Kenya: A large, diversified importer, Kenya is also one of the few net exporters of agricultural products in Sub-Saharan Africa, primarily due to large exports of tea. In 2014, Kenya imported $1.7 billion of agricultural products, including rice, wheat, palm oil, sugar, and several consumer-oriented products. Due to its location on Africa’s east coast, shipping costs from the 

United States can comprise up to 70 percent of the import value, making it cost-prohibitive for many U.S. exporters. However, as decreasing oil prices lower shipping rates, that may change. Currently, the EU is the largest supplier to Kenya, followed by Pakistan and Uganda.

In summary, Sub-Saharan Africa is a diverse, challenging market, where soaring economic growth has fueled an equally strong demand for imported agricultural products. While some U.S. exports to Sub-Saharan Africa have decreased, a strong economic outlook, a growing middle class, and increased demand for consumer-oriented products all indicate that Sub-Saharan Africa will continue as one of the fastest growing export regions for U.S. agricultural products. 

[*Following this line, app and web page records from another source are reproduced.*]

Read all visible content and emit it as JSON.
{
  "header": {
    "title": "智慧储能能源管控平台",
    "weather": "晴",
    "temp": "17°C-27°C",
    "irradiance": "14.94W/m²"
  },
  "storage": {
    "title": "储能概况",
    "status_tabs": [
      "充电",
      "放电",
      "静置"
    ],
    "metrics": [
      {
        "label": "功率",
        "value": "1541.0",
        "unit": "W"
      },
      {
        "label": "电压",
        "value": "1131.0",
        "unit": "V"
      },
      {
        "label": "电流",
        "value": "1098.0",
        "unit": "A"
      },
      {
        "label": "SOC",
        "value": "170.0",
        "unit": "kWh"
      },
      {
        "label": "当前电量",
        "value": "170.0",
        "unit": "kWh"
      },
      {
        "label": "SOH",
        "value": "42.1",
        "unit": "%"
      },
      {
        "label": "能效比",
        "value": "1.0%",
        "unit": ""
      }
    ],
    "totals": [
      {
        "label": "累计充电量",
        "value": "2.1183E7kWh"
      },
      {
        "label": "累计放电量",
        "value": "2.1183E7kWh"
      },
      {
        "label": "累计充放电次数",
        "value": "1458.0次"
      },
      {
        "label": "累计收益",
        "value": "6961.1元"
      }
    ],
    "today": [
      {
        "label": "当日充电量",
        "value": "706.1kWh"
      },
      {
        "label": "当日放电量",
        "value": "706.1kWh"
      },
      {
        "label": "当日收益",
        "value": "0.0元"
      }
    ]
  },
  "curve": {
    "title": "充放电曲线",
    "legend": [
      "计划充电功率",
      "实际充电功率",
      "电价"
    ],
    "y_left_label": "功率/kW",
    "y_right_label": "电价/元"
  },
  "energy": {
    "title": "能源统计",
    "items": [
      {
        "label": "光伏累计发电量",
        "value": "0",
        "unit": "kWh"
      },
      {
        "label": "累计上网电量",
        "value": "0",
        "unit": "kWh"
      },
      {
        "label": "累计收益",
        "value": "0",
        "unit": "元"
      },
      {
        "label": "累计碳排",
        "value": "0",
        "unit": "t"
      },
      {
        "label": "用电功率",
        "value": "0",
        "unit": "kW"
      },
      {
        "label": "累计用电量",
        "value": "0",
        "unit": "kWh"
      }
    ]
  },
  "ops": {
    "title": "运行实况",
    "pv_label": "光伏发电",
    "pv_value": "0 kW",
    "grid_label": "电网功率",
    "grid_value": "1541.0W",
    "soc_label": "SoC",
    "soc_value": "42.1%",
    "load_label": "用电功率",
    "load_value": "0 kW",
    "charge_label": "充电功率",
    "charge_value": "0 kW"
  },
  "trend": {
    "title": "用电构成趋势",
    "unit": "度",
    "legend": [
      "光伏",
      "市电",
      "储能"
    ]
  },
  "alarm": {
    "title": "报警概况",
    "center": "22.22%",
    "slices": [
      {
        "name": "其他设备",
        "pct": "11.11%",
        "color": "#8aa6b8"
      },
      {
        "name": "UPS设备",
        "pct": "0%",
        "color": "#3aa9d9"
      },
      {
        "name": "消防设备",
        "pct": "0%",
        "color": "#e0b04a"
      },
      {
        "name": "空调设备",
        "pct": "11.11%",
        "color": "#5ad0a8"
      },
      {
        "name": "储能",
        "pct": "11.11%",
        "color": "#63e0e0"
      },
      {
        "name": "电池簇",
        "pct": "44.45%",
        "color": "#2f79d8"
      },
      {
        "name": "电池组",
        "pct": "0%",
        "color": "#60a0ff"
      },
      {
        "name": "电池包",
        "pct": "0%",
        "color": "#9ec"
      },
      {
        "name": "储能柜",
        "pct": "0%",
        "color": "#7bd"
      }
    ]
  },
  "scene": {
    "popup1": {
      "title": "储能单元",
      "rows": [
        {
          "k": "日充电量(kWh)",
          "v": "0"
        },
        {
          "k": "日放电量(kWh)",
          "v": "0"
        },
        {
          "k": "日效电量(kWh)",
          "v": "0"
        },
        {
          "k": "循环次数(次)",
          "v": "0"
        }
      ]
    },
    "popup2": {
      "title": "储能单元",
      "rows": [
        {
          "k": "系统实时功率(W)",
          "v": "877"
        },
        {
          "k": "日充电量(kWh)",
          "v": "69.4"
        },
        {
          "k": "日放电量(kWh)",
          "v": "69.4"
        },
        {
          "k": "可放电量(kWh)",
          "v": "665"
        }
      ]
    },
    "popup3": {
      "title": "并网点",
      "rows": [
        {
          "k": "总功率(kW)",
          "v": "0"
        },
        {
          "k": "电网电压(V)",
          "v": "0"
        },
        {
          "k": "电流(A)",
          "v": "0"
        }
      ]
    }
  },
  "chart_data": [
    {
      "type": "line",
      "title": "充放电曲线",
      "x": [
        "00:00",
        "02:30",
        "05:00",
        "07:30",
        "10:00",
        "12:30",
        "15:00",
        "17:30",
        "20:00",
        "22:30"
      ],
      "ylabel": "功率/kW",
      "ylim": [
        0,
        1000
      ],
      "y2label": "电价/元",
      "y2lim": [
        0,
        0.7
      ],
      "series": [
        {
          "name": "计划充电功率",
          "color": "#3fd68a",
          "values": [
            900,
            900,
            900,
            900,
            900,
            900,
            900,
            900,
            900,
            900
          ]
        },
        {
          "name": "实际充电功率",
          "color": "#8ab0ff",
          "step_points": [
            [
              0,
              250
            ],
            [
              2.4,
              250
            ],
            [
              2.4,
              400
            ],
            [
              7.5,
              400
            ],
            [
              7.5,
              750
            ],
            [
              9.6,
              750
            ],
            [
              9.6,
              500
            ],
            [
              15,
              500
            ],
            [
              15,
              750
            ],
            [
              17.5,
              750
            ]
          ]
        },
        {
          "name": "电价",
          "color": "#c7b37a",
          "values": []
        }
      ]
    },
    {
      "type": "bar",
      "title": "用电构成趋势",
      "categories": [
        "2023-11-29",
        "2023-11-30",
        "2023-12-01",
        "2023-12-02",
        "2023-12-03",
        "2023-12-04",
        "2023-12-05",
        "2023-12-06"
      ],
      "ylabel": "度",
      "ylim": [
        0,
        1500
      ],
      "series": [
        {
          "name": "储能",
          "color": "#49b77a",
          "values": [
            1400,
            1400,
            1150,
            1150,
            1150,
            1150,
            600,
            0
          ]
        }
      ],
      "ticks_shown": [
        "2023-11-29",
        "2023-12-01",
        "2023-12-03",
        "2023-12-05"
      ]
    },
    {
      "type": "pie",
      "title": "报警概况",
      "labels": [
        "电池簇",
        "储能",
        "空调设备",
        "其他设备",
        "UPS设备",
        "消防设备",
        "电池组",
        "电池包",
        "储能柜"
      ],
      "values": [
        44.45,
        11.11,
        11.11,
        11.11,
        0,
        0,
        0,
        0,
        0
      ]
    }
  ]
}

  1Trade data from the UN Annual Exporter-Derived Data. Due to data availability, some 2014 data is estimated.
  2Source: Global Insight, GDP measured in constant 2005 U.S. Purchasing Power Parity (PPP) dollars
  3Source: Global Insight, middle class data measured in constant 2005 U.S. PPP dollars